Can’t say I was expecting this: an 11-minute collaborative live recording from PC Worship and the New York post-punks over at Parquet Courts. Isn’t it “Parkay Quarts” now? Who knows? I certainly don’t know if the song at all works, especially with its disgustingly distorted vocal, but I’ll give it credit for being an interesting, left-field turn at the very least. Granted, it’s not nearly as profound as anything off that other garage rock/post-punk surprise from earlier this year.
Parkay Quarts has a new album on the way called Content Nausea. It’s out November 11 via What’s Your Rupture? and doesn’t feature this track. It’ll be the band’s second album this year, after Sunbathing Animal, whose review you’ll find below:
While Sunn o))) and Scott Walker make the effort to accommodate one another on this new collaborative album, the chemistry isn’t as explosive as I had hoped.
OK, I want to give a quick shout-out to this latest collaboration between seasoned electro-acoustic/drone/avant-garde/whatever artists Kevin Drumm and Jason Lescalleet - with The Abyss, they have turned out what is without question one of the darkest, most abject musical works I’ve ever heard. I don’t have anything intelligent to say about it – go to TMT for that shit – but if you’re looking for the murkiest of “mood albums,” I can’t recommend this thing enough. Admittedly, it doesn’t make a whole lot of sense to take excerpts from a project so atmospheric, but in case anyone’s feeling curious or brave, find a 9-minute snippet from the 50-minute-long closer above and the decidedly more eventful “Anger Alert” below. Godspeed!
The Abyss is out now via Erstwhile Records.
Right around the start of this year, I wrote a little something about Crashing Diseases and Incurable Airplanes, the latest album from Montreal experimental rock outfit USA out of Vietnam. So, the project has been out there for a while now, but I’m bringing it up again because it is receiving a formal release just this week via New Damage Records. I still find the band’s combination of drone, doom, prog rock, and psych pop elements to be utterly enchanting, so take this as a gentle reminder to check this thing out. Above, the droning psychedelic doom-pop magic of closer “Tonight, the Dead Walk.” Enjoy!

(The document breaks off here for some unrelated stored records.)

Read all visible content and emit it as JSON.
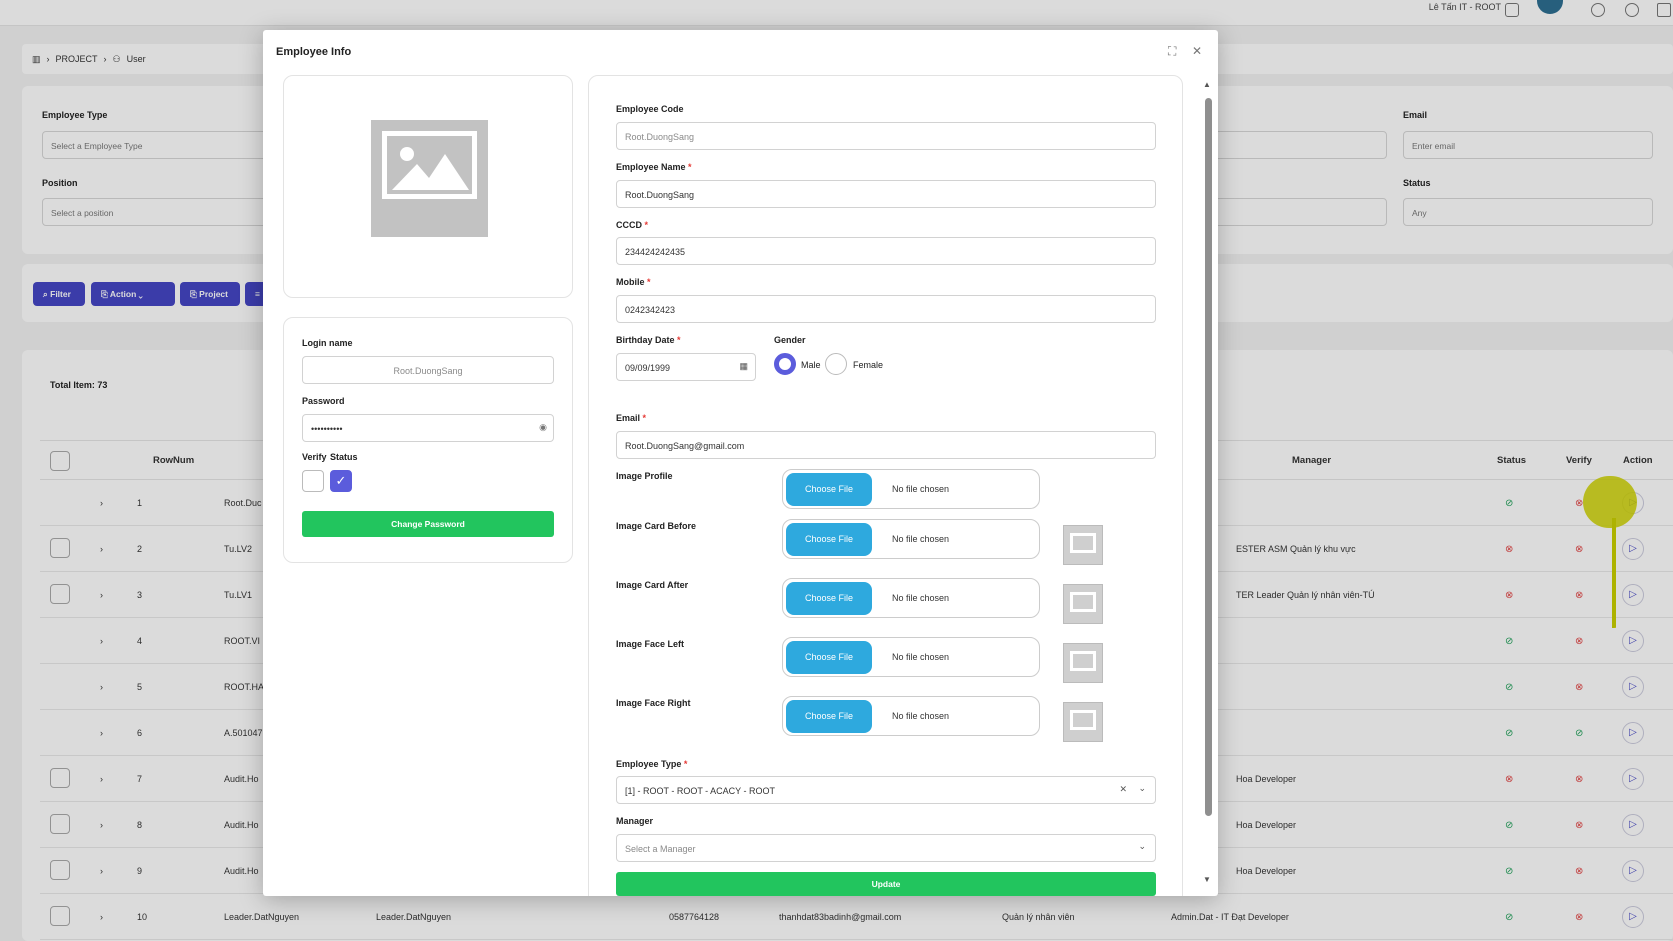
{
  "background": {
    "user_name": "Lê Tấn IT - ROOT",
    "breadcrumb": {
      "project": "PROJECT",
      "user": "User"
    },
    "filters": {
      "employee_type_label": "Employee Type",
      "employee_type_placeholder": "Select a Employee Type",
      "position_label": "Position",
      "position_placeholder": "Select a position",
      "email_label": "Email",
      "email_placeholder": "Enter email",
      "status_label": "Status",
      "status_value": "Any"
    },
    "toolbar": {
      "filter": "Filter",
      "action": "Action",
      "project": "Project"
    },
    "total_items": "Total Item: 73",
    "columns": {
      "rownum": "RowNum",
      "manager": "Manager",
      "status": "Status",
      "verify": "Verify",
      "action": "Action"
    },
    "rows": [
      {
        "num": "1",
        "name": "Root.Duc",
        "manager": "",
        "status": "ok",
        "verify": "no"
      },
      {
        "num": "2",
        "name": "Tu.LV2",
        "manager": "ESTER ASM Quản lý khu vực",
        "status": "no",
        "verify": "no"
      },
      {
        "num": "3",
        "name": "Tu.LV1",
        "manager": "TER Leader Quản lý nhân viên-TÚ",
        "status": "no",
        "verify": "no"
      },
      {
        "num": "4",
        "name": "ROOT.VI",
        "manager": "",
        "status": "ok",
        "verify": "no"
      },
      {
        "num": "5",
        "name": "ROOT.HA",
        "manager": "",
        "status": "ok",
        "verify": "no"
      },
      {
        "num": "6",
        "name": "A.501047",
        "manager": "",
        "status": "ok",
        "verify": "ok"
      },
      {
        "num": "7",
        "name": "Audit.Ho",
        "manager": "Hoa Developer",
        "status": "no",
        "verify": "no"
      },
      {
        "num": "8",
        "name": "Audit.Ho",
        "manager": "Hoa Developer",
        "status": "ok",
        "verify": "no"
      },
      {
        "num": "9",
        "name": "Audit.Ho",
        "manager": "Hoa Developer",
        "status": "ok",
        "verify": "no"
      },
      {
        "num": "10",
        "name": "Leader.DatNguyen",
        "username": "Leader.DatNguyen",
        "phone": "0587764128",
        "email": "thanhdat83badinh@gmail.com",
        "position": "Quản lý nhân viên",
        "manager": "Admin.Dat - IT Đạt Developer",
        "status": "ok",
        "verify": "no"
      }
    ]
  },
  "modal": {
    "title": "Employee Info",
    "login": {
      "login_name_label": "Login name",
      "login_name_value": "Root.DuongSang",
      "password_label": "Password",
      "password_value": "••••••••••",
      "verify_label": "Verify",
      "status_label": "Status",
      "change_password": "Change Password"
    },
    "form": {
      "employee_code_label": "Employee Code",
      "employee_code_value": "Root.DuongSang",
      "employee_name_label": "Employee Name",
      "employee_name_value": "Root.DuongSang",
      "cccd_label": "CCCD",
      "cccd_value": "234424242435",
      "mobile_label": "Mobile",
      "mobile_value": "0242342423",
      "birthday_label": "Birthday Date",
      "birthday_value": "09/09/1999",
      "gender_label": "Gender",
      "gender_male": "Male",
      "gender_female": "Female",
      "email_label": "Email",
      "email_value": "Root.DuongSang@gmail.com",
      "choose_file": "Choose File",
      "no_file": "No file chosen",
      "image_profile": "Image Profile",
      "image_card_before": "Image Card Before",
      "image_card_after": "Image Card After",
      "image_face_left": "Image Face Left",
      "image_face_right": "Image Face Right",
      "employee_type_label": "Employee Type",
      "employee_type_value": "[1] - ROOT - ROOT - ACACY - ROOT",
      "manager_label": "Manager",
      "manager_placeholder": "Select a Manager",
      "update": "Update",
      "required_mark": "*"
    }
  }
}
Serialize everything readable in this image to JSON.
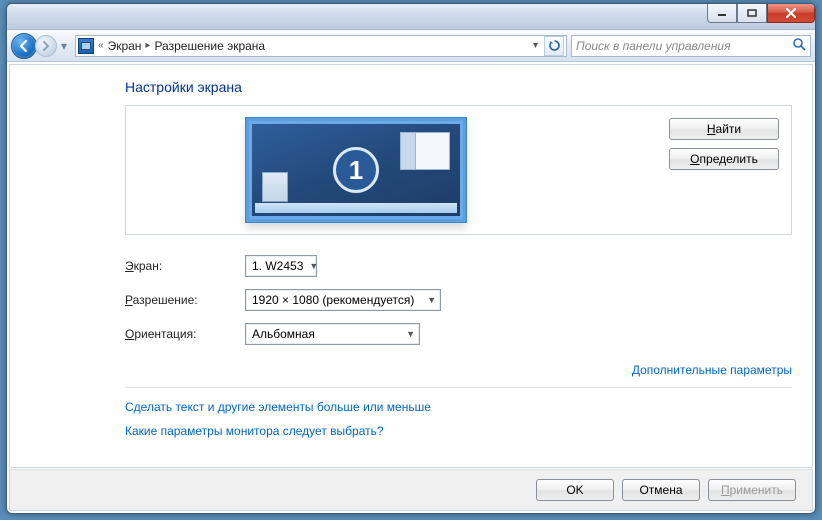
{
  "breadcrumb": {
    "part1": "Экран",
    "part2": "Разрешение экрана",
    "prefix": "«"
  },
  "search": {
    "placeholder": "Поиск в панели управления"
  },
  "heading": "Настройки экрана",
  "preview": {
    "display_number": "1"
  },
  "buttons": {
    "find": "Найти",
    "find_ul": "Н",
    "detect": "Определить",
    "detect_ul": "О",
    "ok": "OK",
    "cancel": "Отмена",
    "apply": "Применить",
    "apply_ul": "П"
  },
  "fields": {
    "display_label": "Экран:",
    "display_ul": "Э",
    "display_value": "1. W2453",
    "resolution_label": "Разрешение:",
    "resolution_ul": "Р",
    "resolution_value": "1920 × 1080 (рекомендуется)",
    "orientation_label": "Ориентация:",
    "orientation_ul": "О",
    "orientation_value": "Альбомная"
  },
  "links": {
    "advanced": "Дополнительные параметры",
    "help1": "Сделать текст и другие элементы больше или меньше",
    "help2": "Какие параметры монитора следует выбрать?"
  }
}
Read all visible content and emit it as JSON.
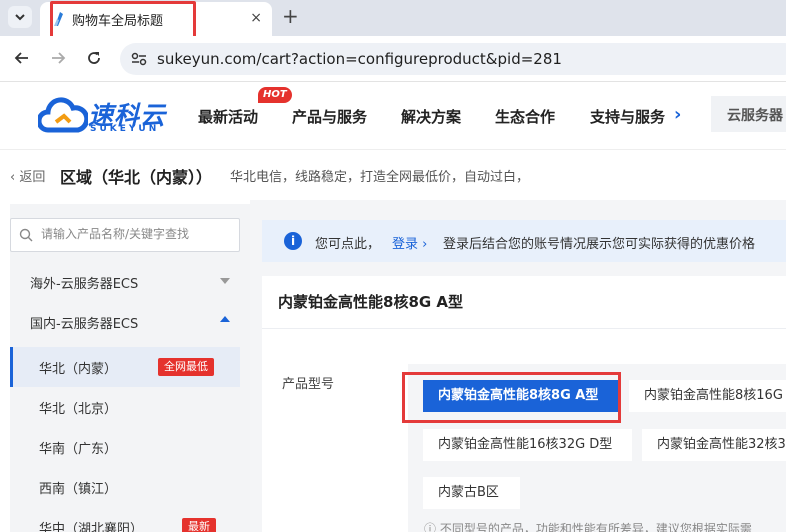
{
  "browser": {
    "tab_title": "购物车全局标题",
    "tab_close": "×",
    "new_tab": "+",
    "url": "sukeyun.com/cart?action=configureproduct&pid=281"
  },
  "header": {
    "logo_text": "速科云",
    "logo_sub": "SUKEYUN",
    "nav": [
      "最新活动",
      "产品与服务",
      "解决方案",
      "生态合作",
      "支持与服务"
    ],
    "hot_badge": "HOT",
    "search_label": "云服务器"
  },
  "page": {
    "back": "返回",
    "title": "区域（华北（内蒙））",
    "description": "华北电信，线路稳定，打造全网最低价，自动过白，"
  },
  "sidebar": {
    "search_placeholder": "请输入产品名称/关键字查找",
    "groups": [
      {
        "label": "海外-云服务器ECS",
        "expanded": false
      },
      {
        "label": "国内-云服务器ECS",
        "expanded": true
      }
    ],
    "items": [
      {
        "label": "华北（内蒙）",
        "badge": "全网最低",
        "active": true
      },
      {
        "label": "华北（北京）"
      },
      {
        "label": "华南（广东）"
      },
      {
        "label": "西南（镇江）"
      },
      {
        "label": "华中（湖北襄阳）",
        "badge": "最新"
      }
    ]
  },
  "notice": {
    "text1": "您可点此，",
    "login": "登录 ›",
    "text2": "登录后结合您的账号情况展示您可实际获得的优惠价格"
  },
  "product": {
    "title": "内蒙铂金高性能8核8G A型",
    "field_label": "产品型号",
    "options": [
      {
        "label": "内蒙铂金高性能8核8G A型",
        "selected": true
      },
      {
        "label": "内蒙铂金高性能8核16G"
      },
      {
        "label": "内蒙铂金高性能16核32G D型"
      },
      {
        "label": "内蒙铂金高性能32核3"
      },
      {
        "label": "内蒙古B区"
      }
    ],
    "note": "不同型号的产品，功能和性能有所差异，建议您根据实际需"
  },
  "colors": {
    "brand": "#1a63d8",
    "badge_red": "#e5322d",
    "highlight_red": "#e43a3a"
  }
}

The new Ben Frost album is harsh as well, but the musical compositions behind the noise fail to be gripping.